AN INNOVATIVE event will invite steampunk enthusiasts to take a trip back in time and marvel at the newest feat of engineering in 1890 - the Forth Bridge.

To mark World Heritage Day, the iconic structure will be host '3 Minutes in 1890: A Victorian Festival' as part of Scotland in Six, which will see Scotland's six World Heritage Sites celebrated with coordinated events for the first time.

The events, which range from a yarnbombing challenge at New Lanark to a Romans vs. Picts 5k race at the Antonine Wall in Falkirk, are being coordinated by Dig It! 2017, the year-long celebration of Scottish archaeology, along with partners from each local community.

The venue, located beside the bridge at North Queensferry station, has recently been refurbished to its original Victorian style and, as it takes just three minutes to cross the structure, the evening on Tuesday will feature three-minute entertainment, including a themed cocktail session and a storytelling with a Victorian quack doctor called 'Belladonna Mallard'.

The 18 plus party will also include a costume competition and a performance from Viper Swing, a self-described "gypsy jazz" band.

Cat Somerville, the “Victorian quack doctor”, said: "Steampunk is a wonderful genre of dress up and imaginative play for enthusiasts of all ages. It is a thought provoking area of artistry that is reminiscent of the past with one eye on the future.

"I feel that steampunk is place where art meets science, literature and exploration for afternoon tea in the conservatory, sharing innovations that blend the wild and impossible with ingenious and world changing. The steampunk genre of music is wide and varied in a reflection of this bold style."

In the lead up to the evening event, travellers will be greeted by steampunk flyer teams from 4.30-6pm at Dalmeny and North Queensferry stations.
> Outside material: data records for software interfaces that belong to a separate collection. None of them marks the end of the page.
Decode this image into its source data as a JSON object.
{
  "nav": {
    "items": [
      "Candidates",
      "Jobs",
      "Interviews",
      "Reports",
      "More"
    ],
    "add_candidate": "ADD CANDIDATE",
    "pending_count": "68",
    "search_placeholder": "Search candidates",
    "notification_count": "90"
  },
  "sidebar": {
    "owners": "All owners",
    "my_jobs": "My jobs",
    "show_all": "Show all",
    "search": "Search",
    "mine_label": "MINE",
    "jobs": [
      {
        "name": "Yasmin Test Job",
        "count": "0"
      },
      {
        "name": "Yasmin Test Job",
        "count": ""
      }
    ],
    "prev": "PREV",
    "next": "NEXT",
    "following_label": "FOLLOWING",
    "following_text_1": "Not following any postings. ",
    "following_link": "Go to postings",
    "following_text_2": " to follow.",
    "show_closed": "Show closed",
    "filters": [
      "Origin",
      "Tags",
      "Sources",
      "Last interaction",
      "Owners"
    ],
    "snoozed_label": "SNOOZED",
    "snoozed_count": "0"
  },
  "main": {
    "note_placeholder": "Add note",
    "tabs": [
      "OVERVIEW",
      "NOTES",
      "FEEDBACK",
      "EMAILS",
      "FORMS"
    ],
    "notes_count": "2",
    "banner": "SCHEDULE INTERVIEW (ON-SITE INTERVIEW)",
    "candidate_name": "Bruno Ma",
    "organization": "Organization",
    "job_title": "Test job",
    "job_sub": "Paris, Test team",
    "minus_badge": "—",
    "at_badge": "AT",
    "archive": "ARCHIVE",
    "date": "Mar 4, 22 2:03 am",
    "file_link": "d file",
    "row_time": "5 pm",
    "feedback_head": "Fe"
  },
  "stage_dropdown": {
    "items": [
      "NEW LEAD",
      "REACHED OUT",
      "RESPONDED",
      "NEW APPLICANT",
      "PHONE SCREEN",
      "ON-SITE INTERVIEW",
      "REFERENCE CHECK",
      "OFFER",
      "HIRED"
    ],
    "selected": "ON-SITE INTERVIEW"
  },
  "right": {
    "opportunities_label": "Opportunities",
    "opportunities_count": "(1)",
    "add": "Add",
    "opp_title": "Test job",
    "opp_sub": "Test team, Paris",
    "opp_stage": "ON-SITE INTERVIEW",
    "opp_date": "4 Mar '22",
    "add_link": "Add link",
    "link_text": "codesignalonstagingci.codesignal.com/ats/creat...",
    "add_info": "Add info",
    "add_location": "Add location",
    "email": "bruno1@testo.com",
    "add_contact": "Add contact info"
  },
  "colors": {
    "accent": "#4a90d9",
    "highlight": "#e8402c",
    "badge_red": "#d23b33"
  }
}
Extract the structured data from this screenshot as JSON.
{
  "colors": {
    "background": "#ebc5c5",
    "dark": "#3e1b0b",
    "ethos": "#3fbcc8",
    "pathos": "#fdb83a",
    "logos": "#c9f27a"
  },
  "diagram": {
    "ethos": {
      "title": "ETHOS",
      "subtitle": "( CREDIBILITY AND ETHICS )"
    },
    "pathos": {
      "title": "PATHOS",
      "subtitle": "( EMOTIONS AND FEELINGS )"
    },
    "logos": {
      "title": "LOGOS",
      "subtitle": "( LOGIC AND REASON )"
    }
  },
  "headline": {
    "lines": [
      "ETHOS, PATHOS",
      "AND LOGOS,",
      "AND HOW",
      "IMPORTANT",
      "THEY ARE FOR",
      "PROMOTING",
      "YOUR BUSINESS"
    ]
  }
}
To help teleport these commuters to 1890, Dalmeny station will also revert back to its original name for the day with a "Forth Bridge" station sign.

At the time of its completion in 1890, the Forth Bridge was the longest cantilever bridge span in the world and the world’s first major steel structure. 127 years later, this Category A listed Victorian engineering icon still carries more than 200 trains a day across the Firth of Forth. The bridge was inscribed by United Nations body UNESCO in July 2015, making it Scotland’s newest World Heritage Site.

Manuela Calchini, Regional Director at VisitScotland, said: "From our buildings and archaeological sites to our diverse stories, traditions and culture – Scotland’s Year of History, Heritage and Archaeology 2017 is shining a spotlight on some of our greatest assets and icons as well as our hidden gems.

"Scotland’s sixth World Heritage Site remains a symbol of our country’s industrial, scientific and architectural past, so it’s fitting that the Forth Bridge will be such a key part of the Scotland in Six activity. This innovative steampunk event will tell the bridge’s story in a new and exciting way and will undoubtedly appeal to both visitors and locals alike."